I did a little research while trying to come up with some publicity materials for the Adoption Drive. Let me just share with you the fruits of what I found. We often bemoan the sorry state of adoption rates and how Singaporeans are just not enlightened enough about the shelter scene in their country. I've found some official figures to back up our claim.
In an interview conducted with Deidre Moss of SPCA in November 2007, she stated that 60-70 dogs are abandoned and sent to SPCA every month. Just think about it. 60-70 dogs are sent to SPCA alone each month. What about the rest that are illegally let loose into the wild, kicked out from the warmth of their home and left to scavenge the streets for scraps of food for survival? What about the breeder dogs that are thrown away after they can no longer reproduce?
In a speech given by Dr. Mohamed Maliki bin Osman, the parliamentary secretary for national development, at the opening of AVA's responsible pet ownership roadshow in November 2007, he stated that 53,000 households in Singapore keep dogs as pets. Each year over 5,000 dogs end up unwanted and abandoned. This effectively means that over 9.5% of all dog owners eventually abandon their dog. To me, that's a shocking figure and it just goes to show how little thought dog owners put into the idea of getting a dog.
Since our adoption drive is just around the corner, this is as good a time as any to report these figures. They are slightly dated, but they are what I can find with my mediocre research skills! For all we know, the figures might have risen given the poor state of the economy the past few years. What I want to say is... you can't necessarily know everything about a dog before you adopt it. But one thing you can evaluate with a relatively high degree of accuracy is yourself. Before you buy or adopt, conduct your due diligence. Know what getting a dog involves. Be determined and well-equipped for the commitment that getting a dog involves. A dog can give you much but only if you are ready to receive all he/she has to give.
Another thing I want to address is the topic of mongrels. As I was doing up the adoption catalogue featuring all our dogs at the shelter in preparation for this adoption drive (email us if you want a copy), I couldn't help noticing that almost all our dogs are mutts - mixed breed dogs with a complicated line of ancestry. It frustrates me that finding an adopter who loves mutts like we do is like finding a needle in a haystack. I love dogs. But most of all I love mongrels. No two mongrels look alike. They are unique in their very own way and not a cookie-cutter canine like so many out there. Besides, not all breeds are "pure" from the start. Many cross-breeds have been recognised as a breed standing on its own because people have embraced and accepted the mixture whole-heartedly and their popularity became widespread. The Labrador Retriever is a good example. Call me sensitive, but I feel the word "mongrel" alone sounds derogatory. A dog is a dog is a dog whatever breed it is. A mutt will look at you with eyes as loyal as a pure bred's. A mutt can and will, too, accompany you in good times and bad. I absolutely love mutts or mongrels or whatever you call them.

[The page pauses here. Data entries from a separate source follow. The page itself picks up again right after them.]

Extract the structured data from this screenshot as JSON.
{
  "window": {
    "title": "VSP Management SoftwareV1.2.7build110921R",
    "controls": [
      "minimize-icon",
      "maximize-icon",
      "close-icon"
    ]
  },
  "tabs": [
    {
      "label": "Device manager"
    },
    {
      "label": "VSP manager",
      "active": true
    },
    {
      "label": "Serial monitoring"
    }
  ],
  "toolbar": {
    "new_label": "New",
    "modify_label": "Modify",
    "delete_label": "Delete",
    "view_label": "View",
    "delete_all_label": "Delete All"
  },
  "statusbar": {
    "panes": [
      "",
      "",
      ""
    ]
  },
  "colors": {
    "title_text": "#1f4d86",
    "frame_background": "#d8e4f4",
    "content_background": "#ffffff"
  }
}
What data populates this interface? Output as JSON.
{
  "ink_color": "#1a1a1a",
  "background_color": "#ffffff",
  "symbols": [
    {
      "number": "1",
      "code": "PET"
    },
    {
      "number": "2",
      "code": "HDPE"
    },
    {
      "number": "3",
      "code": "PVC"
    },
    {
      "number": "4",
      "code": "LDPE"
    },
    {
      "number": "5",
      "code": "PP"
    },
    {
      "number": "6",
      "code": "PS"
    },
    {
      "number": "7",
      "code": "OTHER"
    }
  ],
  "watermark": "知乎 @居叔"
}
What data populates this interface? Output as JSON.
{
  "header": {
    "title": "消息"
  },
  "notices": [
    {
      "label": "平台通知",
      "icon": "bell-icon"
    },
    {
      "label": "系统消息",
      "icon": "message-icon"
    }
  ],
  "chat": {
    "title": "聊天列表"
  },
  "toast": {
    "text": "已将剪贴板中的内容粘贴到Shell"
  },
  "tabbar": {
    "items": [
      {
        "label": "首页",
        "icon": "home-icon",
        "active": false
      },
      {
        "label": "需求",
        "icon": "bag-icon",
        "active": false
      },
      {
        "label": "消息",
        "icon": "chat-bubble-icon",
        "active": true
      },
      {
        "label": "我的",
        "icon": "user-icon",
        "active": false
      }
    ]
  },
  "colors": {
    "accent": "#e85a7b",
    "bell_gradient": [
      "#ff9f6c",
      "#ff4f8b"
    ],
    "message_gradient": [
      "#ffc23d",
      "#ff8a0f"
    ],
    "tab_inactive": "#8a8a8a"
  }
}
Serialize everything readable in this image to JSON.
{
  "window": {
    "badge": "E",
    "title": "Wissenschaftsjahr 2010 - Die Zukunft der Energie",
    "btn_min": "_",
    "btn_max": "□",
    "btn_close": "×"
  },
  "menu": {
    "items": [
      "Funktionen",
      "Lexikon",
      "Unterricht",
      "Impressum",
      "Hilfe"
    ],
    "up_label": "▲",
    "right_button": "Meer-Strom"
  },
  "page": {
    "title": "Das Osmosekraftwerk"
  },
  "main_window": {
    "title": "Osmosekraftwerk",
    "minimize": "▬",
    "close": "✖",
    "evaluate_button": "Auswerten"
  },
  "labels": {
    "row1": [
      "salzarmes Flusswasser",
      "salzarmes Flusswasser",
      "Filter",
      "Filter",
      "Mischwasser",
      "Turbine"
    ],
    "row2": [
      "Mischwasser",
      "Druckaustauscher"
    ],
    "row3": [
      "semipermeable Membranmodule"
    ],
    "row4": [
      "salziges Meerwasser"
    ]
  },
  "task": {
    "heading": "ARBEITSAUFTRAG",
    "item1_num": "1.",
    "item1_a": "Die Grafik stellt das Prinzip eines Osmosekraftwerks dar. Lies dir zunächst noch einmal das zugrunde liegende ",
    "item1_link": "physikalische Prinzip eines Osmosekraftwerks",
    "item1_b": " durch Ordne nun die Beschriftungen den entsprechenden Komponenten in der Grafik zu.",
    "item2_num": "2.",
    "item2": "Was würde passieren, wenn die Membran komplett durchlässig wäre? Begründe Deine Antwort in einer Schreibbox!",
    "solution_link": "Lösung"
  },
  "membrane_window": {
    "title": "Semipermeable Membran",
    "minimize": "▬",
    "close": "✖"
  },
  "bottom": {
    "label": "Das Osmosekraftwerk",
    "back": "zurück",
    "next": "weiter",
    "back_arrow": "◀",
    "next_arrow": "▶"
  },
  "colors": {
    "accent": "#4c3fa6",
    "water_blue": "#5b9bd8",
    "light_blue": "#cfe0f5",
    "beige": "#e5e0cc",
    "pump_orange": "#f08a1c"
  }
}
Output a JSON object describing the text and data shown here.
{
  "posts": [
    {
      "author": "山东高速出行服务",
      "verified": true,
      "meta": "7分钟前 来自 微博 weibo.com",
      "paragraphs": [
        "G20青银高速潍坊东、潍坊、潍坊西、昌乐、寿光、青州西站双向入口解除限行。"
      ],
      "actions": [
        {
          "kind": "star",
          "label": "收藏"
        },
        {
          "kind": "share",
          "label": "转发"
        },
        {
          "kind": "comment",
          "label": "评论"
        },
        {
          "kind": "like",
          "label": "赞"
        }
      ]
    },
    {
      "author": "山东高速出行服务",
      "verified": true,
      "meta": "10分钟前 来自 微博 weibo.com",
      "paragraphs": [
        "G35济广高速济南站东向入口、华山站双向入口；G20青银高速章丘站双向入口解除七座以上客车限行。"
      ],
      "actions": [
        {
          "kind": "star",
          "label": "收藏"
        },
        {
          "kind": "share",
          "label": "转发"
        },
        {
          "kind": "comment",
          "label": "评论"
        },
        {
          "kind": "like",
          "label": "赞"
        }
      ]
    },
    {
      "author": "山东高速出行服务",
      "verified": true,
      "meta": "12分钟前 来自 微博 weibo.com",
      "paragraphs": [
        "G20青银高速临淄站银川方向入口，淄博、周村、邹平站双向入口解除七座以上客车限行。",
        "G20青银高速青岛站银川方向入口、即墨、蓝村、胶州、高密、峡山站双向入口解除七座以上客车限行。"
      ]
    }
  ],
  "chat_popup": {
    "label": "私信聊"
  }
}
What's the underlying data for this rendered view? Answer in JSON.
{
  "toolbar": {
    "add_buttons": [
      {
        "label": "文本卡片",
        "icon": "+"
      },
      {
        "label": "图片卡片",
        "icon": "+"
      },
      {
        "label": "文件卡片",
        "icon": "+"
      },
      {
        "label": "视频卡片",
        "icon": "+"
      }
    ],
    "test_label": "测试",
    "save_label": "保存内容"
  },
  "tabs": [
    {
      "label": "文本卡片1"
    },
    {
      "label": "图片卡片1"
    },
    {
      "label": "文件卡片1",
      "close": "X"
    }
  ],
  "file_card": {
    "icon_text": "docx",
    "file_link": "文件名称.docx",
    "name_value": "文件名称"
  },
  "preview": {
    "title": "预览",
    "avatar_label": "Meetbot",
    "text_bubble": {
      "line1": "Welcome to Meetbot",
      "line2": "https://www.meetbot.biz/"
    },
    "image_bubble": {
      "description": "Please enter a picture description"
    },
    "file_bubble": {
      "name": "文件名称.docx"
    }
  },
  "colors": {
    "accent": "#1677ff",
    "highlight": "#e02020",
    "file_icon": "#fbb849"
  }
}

I just wish that more people can see that being a dog of mixed breed is not in any way a disadvantage.
A mutt that is also a one-time shelter dog has even more to give. The loyalty and the love you will receive from him/her will probably be greater and more all-encompassing. A shelter dog has probably been down in the dumps at some point in his or her life. It has been exposed to the very worse that life can dole out. When you adopt a shelter dog and bring him/her into your home - and heart - he/she knows what you have done for it. And so, it will give back doubly. I don't know if I'm being a tad dramatic but having been at the shelter doing volunteer work for almost 2 years, I have read and researched some. . And this is what they all seem to be telling me. Yes, certainly it takes some time for the shelter dog to get used to life at home. Yes, it can be a little difficult at the start. But once you gain his/her trust, once they know that you're here to stay, they will love you with all their canine heart.
So please, when you are considering adopting, know that the mutts at Gentle Paws and everywhere else, are, too, a candidate that you can think about. Like all other dogs, this bunch are longing for a place in your heart and your home. If you are willing to persevere, if you are willing to hold on to these dogs and never let go, we think that adopting a shelter dog will be a journey that you will never regret.
If you're interested...
Here is the link for Deidre Moss's speech: http://www.channelnewsasia.com/stories/singaporelocalnews/view/270640/1/.html
Here is the link for Dr. Mohamed Maliki bin Osman's speech: